75 is the approximate number, in millions, of millennials that the United States will have this year. The total of millennials — those born from 1981 to 1997 — will reach 75.3 million, overtaking baby boomers (1946 to 1964) as the United States’ largest living generation.
How does a generation that has stopped enrolling members manage to keep growing? An influx of immigrants, according to a new report from the Pew Research Center. And, of course, members of the boomer generation, currently at 74.9 million, are beginning to die in greater numbers.
The way the NY Times defines them, Millennials are today's 18-34 year olds.

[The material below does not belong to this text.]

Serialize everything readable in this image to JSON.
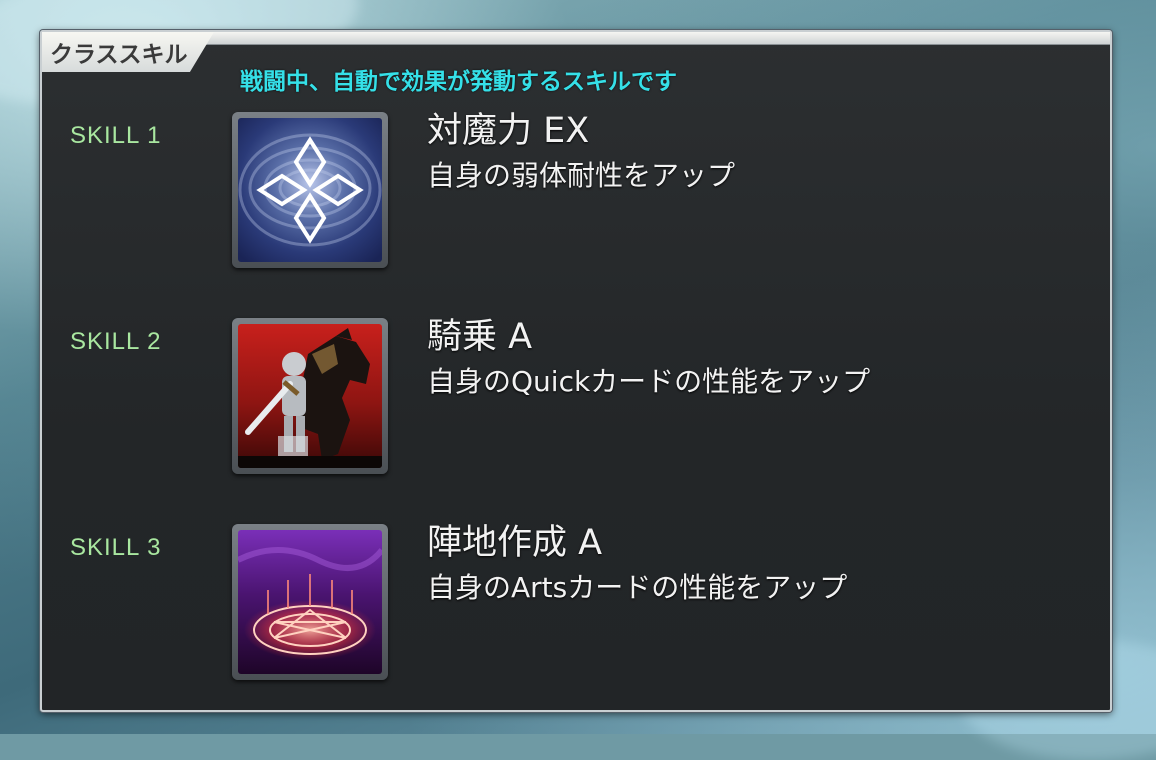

They're all old enough to register to vote, and those number will only go up next year. Meanwhile, in 2016 even the youngest Boomers will be 52, and the oldest, 70. As long as they are the group of Americans most likely to vote, we'll continue to be ruled by Boomer politicians (and yes, this includes Barack Obama, a young Boomer born in 1961.)
So there's a chance at least that our politics will begin to change. The question is at what rate?

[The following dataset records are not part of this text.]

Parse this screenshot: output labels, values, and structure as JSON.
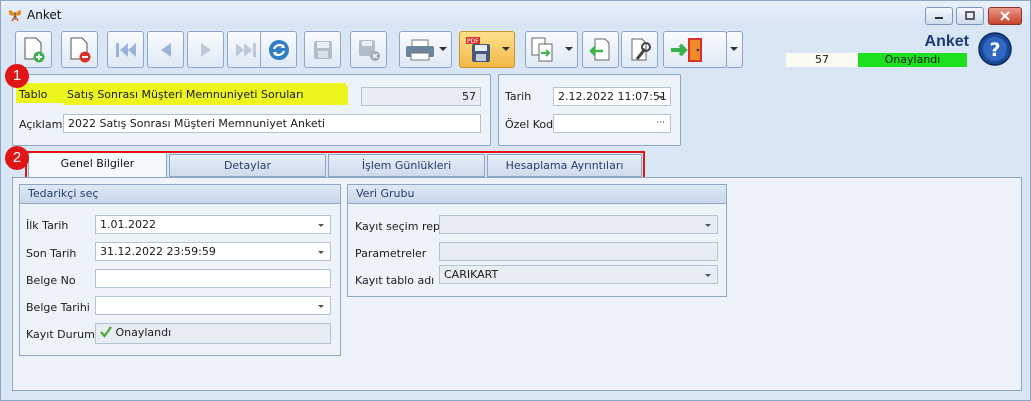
{
  "window": {
    "title": "Anket"
  },
  "header": {
    "title": "Anket",
    "record_count": "57",
    "status": "Onaylandı",
    "status_color": "#1fe01f"
  },
  "toolbar": {
    "icons": [
      "new-doc-icon",
      "delete-doc-icon",
      "first-record-icon",
      "previous-record-icon",
      "next-record-icon",
      "last-record-icon",
      "refresh-icon",
      "save-icon",
      "cancel-save-icon",
      "print-icon",
      "pdf-export-icon",
      "export-icon",
      "import-icon",
      "settings-icon",
      "exit-icon",
      "help-icon"
    ]
  },
  "badges": {
    "one": "1",
    "two": "2"
  },
  "top_form": {
    "tablo_label": "Tablo",
    "tablo_value": "Satış Sonrası Müşteri Memnuniyeti Soruları",
    "tablo_count": "57",
    "aciklama_label": "Açıklama",
    "aciklama_value": "2022 Satış Sonrası Müşteri Memnuniyet Anketi",
    "tarih_label": "Tarih",
    "tarih_value": "2.12.2022 11:07:51",
    "ozel_kod_label": "Özel Kod",
    "ozel_kod_value": "",
    "ellipsis": "···"
  },
  "tabs": [
    {
      "label": "Genel Bilgiler",
      "active": true
    },
    {
      "label": "Detaylar",
      "active": false
    },
    {
      "label": "İşlem Günlükleri",
      "active": false
    },
    {
      "label": "Hesaplama Ayrıntıları",
      "active": false
    }
  ],
  "tedarikci": {
    "header": "Tedarikçi seç",
    "ilk_tarih_label": "İlk Tarih",
    "ilk_tarih_value": "1.01.2022",
    "son_tarih_label": "Son Tarih",
    "son_tarih_value": "31.12.2022 23:59:59",
    "belge_no_label": "Belge No",
    "belge_no_value": "",
    "belge_tarihi_label": "Belge Tarihi",
    "belge_tarihi_value": "",
    "kayit_durumu_label": "Kayıt Durumu",
    "kayit_durumu_value": "Onaylandı"
  },
  "veri_grubu": {
    "header": "Veri Grubu",
    "kayit_secim_label": "Kayıt seçim repo",
    "kayit_secim_value": "",
    "parametreler_label": "Parametreler",
    "parametreler_value": "",
    "kayit_tablo_label": "Kayıt tablo adı",
    "kayit_tablo_value": "CARIKART"
  }
}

Of course, that rate will be zero if Millennials sit home like they did in 2014.